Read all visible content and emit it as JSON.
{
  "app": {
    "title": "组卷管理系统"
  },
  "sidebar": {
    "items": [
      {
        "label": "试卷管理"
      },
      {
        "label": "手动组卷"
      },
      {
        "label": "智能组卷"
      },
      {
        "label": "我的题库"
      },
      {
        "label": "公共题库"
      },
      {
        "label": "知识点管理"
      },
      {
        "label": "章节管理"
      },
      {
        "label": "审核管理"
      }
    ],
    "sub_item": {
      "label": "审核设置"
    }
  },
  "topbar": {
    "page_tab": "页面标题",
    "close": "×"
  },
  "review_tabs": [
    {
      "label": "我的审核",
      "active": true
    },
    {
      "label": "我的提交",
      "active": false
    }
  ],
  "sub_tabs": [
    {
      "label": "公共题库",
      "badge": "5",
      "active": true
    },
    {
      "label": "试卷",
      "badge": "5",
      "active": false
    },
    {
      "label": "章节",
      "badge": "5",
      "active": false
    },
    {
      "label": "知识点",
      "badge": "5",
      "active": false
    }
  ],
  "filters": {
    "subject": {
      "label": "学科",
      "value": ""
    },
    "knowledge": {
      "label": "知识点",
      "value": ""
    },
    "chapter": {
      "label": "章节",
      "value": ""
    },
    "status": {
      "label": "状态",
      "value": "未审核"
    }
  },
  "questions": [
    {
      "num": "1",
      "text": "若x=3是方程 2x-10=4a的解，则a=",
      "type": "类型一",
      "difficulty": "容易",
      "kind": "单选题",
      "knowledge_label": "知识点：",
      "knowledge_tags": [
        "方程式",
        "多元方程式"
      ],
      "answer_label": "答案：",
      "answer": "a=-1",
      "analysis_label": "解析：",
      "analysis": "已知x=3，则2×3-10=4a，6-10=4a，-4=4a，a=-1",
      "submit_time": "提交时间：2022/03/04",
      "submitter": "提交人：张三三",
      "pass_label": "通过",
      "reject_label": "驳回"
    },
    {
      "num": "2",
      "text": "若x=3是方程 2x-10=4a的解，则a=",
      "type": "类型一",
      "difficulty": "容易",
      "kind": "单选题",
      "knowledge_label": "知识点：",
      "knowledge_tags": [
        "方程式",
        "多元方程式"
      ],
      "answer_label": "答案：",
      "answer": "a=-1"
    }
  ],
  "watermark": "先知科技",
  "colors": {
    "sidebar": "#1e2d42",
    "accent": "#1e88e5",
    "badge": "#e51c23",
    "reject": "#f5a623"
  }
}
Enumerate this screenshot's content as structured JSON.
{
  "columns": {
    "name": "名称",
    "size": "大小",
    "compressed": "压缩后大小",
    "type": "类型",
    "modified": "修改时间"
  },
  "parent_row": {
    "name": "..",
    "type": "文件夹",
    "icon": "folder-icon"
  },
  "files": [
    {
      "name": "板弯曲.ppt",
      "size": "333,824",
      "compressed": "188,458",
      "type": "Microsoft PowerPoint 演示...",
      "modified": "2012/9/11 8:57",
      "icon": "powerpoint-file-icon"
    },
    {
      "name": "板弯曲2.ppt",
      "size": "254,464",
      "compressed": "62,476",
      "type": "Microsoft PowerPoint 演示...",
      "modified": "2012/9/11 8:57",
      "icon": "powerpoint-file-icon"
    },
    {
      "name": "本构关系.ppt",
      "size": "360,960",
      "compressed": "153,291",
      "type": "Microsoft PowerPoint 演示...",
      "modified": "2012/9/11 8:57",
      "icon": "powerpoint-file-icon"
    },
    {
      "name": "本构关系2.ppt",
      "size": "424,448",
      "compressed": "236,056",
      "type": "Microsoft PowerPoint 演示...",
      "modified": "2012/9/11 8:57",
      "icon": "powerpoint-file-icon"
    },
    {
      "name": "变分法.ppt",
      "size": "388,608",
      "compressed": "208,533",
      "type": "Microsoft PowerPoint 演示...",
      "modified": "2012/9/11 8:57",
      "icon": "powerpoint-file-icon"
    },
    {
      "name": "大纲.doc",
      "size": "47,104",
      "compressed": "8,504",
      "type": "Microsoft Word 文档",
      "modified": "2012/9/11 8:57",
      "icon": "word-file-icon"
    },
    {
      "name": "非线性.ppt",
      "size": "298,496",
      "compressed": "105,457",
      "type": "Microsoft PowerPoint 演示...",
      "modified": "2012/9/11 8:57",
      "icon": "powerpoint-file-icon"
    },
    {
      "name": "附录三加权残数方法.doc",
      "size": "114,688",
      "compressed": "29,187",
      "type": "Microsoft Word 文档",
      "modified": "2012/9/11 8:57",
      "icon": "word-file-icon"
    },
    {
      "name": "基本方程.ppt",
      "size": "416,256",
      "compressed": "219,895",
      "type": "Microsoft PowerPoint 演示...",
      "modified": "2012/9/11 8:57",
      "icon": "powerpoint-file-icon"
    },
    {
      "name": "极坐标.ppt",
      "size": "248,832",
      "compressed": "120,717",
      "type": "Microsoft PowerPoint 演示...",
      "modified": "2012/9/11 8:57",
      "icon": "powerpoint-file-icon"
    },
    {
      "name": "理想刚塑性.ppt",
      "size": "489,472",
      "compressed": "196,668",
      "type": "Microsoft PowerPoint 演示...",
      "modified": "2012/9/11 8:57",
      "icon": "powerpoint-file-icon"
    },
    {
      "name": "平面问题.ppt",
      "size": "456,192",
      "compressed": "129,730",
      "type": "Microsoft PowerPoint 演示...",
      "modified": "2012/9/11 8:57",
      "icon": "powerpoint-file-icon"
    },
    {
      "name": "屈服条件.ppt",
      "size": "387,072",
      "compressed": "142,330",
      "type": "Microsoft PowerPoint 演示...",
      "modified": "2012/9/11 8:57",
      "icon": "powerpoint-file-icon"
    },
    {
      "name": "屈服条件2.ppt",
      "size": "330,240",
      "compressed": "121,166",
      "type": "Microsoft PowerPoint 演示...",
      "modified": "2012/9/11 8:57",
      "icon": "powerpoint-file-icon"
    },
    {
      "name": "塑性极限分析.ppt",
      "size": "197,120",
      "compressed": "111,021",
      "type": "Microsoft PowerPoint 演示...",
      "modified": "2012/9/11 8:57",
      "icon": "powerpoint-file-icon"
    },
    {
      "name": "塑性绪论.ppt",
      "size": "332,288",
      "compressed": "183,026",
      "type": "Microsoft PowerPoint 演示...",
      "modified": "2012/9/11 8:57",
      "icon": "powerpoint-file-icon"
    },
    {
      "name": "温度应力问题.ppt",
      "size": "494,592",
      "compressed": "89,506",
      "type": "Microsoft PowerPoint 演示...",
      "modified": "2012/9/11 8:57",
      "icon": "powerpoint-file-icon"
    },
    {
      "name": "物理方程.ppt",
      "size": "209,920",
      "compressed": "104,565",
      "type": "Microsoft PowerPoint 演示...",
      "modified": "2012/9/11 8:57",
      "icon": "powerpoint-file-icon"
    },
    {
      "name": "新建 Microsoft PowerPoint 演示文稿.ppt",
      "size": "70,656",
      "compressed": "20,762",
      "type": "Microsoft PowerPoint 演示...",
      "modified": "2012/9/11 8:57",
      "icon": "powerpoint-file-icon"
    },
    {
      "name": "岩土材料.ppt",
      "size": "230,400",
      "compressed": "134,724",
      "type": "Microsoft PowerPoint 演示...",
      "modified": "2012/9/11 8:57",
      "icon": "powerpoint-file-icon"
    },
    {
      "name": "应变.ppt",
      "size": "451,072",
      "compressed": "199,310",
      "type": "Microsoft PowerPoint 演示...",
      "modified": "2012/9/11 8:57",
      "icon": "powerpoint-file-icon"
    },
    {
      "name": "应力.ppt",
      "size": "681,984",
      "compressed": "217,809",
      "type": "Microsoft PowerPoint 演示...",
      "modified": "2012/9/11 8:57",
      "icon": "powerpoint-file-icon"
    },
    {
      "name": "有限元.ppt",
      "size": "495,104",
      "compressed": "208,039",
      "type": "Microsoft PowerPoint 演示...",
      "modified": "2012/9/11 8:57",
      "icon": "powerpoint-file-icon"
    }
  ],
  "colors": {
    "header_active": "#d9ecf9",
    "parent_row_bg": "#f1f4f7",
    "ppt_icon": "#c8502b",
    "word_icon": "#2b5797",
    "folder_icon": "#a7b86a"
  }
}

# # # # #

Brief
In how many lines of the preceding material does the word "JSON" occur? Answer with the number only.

Exercise response
2